= PROVIDED RECORDS =
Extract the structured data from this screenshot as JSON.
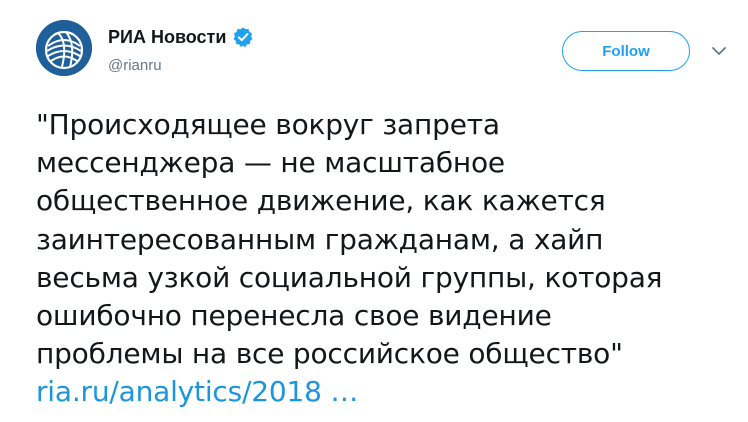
{
  "account": {
    "display_name": "РИА Новости",
    "handle": "@rianru",
    "verified": true
  },
  "actions": {
    "follow_label": "Follow"
  },
  "tweet": {
    "lines": [
      "\"Происходящее вокруг запрета",
      "мессенджера — не масштабное",
      "общественное движение, как кажется",
      "заинтересованным гражданам, а хайп",
      "весьма узкой социальной группы, которая",
      "ошибочно перенесла свое видение",
      "проблемы на все российское общество\""
    ],
    "link_text": "ria.ru/analytics/2018 …"
  },
  "icons": {
    "avatar": "ria-logo-avatar",
    "verified": "verified-badge-icon",
    "caret": "chevron-down-icon"
  },
  "colors": {
    "brand_blue": "#1da1f2",
    "link_blue": "#1b95e0",
    "text": "#14171a",
    "secondary_text": "#657786",
    "avatar_bg": "#1f5f9a"
  }
}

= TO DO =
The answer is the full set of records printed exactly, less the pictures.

= EXERCISE ANSWER =
Extract the structured data from this screenshot as JSON.
{
  "account": {
    "display_name": "РИА Новости",
    "handle": "@rianru",
    "verified": true
  },
  "actions": {
    "follow_label": "Follow"
  },
  "tweet": {
    "lines": [
      "\"Происходящее вокруг запрета",
      "мессенджера — не масштабное",
      "общественное движение, как кажется",
      "заинтересованным гражданам, а хайп",
      "весьма узкой социальной группы, которая",
      "ошибочно перенесла свое видение",
      "проблемы на все российское общество\""
    ],
    "link_text": "ria.ru/analytics/2018 …"
  },
  "icons": {
    "avatar": "ria-logo-avatar",
    "verified": "verified-badge-icon",
    "caret": "chevron-down-icon"
  },
  "colors": {
    "brand_blue": "#1da1f2",
    "link_blue": "#1b95e0",
    "text": "#14171a",
    "secondary_text": "#657786",
    "avatar_bg": "#1f5f9a"
  }
}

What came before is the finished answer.